→ **What you are asked to do**
Reading the records below, find how many lines include the word "screenshot" and give that number alone.

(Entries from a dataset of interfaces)
== Segment start ==
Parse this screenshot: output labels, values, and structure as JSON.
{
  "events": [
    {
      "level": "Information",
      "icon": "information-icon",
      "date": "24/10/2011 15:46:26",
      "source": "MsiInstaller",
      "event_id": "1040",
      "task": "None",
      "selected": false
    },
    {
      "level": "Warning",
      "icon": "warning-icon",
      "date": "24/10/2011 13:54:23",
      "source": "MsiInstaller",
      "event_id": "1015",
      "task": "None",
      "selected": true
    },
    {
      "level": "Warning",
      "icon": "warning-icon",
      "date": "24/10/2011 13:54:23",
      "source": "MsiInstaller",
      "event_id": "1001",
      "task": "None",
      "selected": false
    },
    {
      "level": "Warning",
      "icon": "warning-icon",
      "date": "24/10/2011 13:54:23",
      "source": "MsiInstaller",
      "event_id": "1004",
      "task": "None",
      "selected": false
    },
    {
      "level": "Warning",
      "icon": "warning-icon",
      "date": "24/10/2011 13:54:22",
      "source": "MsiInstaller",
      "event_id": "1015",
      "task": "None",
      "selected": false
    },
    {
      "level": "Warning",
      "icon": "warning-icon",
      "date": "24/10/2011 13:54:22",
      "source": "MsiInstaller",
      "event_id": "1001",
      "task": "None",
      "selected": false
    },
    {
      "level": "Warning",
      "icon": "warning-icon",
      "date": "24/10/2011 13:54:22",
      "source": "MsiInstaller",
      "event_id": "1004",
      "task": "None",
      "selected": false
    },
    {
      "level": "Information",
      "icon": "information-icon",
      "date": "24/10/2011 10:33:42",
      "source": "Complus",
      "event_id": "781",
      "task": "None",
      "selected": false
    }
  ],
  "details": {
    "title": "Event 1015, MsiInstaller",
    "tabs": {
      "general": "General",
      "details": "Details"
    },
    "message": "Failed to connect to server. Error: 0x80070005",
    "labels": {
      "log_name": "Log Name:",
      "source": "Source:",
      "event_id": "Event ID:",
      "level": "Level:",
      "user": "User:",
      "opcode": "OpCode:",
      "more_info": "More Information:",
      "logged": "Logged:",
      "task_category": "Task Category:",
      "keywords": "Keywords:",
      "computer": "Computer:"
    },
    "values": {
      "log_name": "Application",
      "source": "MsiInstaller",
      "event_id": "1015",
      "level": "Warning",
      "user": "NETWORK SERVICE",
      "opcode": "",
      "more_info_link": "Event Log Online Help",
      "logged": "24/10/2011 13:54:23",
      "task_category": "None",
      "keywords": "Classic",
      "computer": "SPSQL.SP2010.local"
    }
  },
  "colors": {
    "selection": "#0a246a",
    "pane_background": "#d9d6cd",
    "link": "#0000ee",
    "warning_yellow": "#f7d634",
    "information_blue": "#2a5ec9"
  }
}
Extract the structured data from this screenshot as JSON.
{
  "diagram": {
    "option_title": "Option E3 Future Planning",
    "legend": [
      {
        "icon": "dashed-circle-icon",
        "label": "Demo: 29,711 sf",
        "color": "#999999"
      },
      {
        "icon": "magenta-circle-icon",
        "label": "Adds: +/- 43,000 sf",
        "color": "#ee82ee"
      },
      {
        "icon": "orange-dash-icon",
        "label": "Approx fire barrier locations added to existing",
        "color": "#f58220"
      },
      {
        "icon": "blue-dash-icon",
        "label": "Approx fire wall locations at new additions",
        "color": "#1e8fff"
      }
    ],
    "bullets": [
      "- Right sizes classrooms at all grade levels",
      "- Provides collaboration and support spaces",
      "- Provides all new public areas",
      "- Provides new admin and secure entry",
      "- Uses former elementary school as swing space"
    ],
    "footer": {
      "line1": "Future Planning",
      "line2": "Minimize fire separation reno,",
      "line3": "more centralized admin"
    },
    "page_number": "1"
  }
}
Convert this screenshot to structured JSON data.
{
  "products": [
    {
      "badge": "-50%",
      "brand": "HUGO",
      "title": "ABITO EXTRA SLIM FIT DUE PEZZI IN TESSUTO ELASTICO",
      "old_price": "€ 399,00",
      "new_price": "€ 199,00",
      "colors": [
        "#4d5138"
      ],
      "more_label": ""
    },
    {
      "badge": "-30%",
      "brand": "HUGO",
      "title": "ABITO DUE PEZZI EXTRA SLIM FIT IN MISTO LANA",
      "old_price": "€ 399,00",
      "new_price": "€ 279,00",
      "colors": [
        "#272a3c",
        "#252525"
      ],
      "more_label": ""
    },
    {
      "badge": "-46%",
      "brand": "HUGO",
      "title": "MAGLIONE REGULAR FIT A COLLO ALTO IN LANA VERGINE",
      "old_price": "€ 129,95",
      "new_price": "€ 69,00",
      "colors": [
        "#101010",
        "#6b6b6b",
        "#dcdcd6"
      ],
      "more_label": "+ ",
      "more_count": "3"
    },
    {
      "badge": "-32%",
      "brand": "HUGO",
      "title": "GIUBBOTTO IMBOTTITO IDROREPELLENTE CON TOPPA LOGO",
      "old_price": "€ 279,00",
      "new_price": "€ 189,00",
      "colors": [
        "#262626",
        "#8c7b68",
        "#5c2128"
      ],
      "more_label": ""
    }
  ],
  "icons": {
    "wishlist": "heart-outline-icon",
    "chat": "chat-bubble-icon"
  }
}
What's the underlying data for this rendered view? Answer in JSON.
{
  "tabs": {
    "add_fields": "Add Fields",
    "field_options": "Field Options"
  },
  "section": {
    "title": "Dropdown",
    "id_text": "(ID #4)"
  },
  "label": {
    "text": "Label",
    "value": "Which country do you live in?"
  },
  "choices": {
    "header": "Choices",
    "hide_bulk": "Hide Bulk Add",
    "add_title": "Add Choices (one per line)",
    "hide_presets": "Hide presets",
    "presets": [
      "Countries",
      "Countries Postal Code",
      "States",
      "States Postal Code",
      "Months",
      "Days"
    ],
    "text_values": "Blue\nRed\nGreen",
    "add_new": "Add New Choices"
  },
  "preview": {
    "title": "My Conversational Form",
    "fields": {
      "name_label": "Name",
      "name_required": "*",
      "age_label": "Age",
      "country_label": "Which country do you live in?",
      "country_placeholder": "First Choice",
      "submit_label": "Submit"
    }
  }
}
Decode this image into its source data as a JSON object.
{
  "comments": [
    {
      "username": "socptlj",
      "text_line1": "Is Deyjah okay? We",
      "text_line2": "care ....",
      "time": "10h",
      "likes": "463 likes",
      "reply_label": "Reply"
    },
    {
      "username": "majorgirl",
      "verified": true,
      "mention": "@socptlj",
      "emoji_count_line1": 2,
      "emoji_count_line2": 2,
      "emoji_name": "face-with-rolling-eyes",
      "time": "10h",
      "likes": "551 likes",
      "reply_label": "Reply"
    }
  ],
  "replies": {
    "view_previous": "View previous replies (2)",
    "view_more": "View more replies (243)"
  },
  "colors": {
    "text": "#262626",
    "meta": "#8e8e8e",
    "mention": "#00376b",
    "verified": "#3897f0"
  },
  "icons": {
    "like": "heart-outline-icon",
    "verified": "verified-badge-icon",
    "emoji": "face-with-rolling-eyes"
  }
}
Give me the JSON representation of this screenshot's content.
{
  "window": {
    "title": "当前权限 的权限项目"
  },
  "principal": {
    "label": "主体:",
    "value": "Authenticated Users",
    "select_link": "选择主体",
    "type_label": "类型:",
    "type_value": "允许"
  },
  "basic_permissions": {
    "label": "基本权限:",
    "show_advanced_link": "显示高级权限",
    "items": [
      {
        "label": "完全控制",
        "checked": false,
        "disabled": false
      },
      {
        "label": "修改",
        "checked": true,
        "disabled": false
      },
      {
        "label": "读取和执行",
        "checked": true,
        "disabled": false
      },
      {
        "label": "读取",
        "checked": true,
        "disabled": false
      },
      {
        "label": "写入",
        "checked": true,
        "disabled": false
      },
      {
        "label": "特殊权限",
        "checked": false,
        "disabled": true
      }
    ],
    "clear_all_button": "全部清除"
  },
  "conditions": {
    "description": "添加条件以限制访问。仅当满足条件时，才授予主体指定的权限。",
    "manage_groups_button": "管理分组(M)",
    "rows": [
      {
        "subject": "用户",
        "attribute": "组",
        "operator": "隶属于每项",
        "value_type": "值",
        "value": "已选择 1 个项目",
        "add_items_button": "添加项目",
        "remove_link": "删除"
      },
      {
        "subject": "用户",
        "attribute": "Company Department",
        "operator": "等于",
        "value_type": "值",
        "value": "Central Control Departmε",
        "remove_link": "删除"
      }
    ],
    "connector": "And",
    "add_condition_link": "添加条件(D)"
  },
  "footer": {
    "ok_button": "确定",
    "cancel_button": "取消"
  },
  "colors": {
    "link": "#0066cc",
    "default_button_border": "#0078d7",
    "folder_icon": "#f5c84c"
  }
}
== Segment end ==
→ **Worked solution**
4